DATASET RECORDS →
══════

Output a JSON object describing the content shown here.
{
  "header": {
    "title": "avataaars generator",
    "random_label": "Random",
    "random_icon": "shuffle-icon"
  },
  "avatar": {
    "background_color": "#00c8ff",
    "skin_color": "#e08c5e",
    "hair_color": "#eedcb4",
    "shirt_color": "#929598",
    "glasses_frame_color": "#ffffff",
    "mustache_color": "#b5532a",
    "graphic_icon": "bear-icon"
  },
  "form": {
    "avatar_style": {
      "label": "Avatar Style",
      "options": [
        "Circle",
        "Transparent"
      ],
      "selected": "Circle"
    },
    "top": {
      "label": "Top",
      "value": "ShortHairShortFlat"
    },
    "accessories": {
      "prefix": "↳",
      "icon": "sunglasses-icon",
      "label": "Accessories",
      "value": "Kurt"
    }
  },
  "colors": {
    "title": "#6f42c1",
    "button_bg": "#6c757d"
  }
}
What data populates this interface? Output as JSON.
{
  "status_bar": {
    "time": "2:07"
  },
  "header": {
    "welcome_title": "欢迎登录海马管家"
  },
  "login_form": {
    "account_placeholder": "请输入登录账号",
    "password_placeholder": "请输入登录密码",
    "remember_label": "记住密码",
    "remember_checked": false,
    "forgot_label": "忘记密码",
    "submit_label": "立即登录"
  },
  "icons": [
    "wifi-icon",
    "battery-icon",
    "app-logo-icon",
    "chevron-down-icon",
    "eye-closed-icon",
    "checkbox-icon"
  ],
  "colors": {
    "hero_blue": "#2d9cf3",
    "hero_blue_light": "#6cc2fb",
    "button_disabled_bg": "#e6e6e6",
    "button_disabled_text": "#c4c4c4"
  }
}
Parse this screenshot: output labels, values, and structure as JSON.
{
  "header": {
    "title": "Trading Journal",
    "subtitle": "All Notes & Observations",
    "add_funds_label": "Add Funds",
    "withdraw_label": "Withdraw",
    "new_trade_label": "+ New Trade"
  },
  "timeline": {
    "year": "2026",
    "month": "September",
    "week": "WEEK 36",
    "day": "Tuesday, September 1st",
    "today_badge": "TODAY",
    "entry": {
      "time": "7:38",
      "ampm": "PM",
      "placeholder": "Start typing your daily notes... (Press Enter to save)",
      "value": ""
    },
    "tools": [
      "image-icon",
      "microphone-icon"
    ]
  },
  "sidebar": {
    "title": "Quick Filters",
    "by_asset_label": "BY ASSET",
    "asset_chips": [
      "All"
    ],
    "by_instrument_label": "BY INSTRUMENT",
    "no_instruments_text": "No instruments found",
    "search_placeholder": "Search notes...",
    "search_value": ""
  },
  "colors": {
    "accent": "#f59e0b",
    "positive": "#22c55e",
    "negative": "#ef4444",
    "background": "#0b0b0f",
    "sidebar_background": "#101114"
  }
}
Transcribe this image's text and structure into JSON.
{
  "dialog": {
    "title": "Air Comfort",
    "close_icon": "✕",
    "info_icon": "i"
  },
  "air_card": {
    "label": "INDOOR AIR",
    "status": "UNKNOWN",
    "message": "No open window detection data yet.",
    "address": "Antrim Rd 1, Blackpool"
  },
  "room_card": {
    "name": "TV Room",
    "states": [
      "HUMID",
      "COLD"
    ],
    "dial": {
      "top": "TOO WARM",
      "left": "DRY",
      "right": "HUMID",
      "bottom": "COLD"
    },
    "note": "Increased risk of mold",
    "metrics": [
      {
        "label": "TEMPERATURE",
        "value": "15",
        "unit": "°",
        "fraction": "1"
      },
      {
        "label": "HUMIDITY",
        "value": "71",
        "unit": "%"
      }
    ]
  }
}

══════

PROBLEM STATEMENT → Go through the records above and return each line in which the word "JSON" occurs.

FINAL ANSWER →
Output a JSON object describing the content shown here.
What data populates this interface? Output as JSON.
Parse this screenshot: output labels, values, and structure as JSON.
Transcribe this image's text and structure into JSON.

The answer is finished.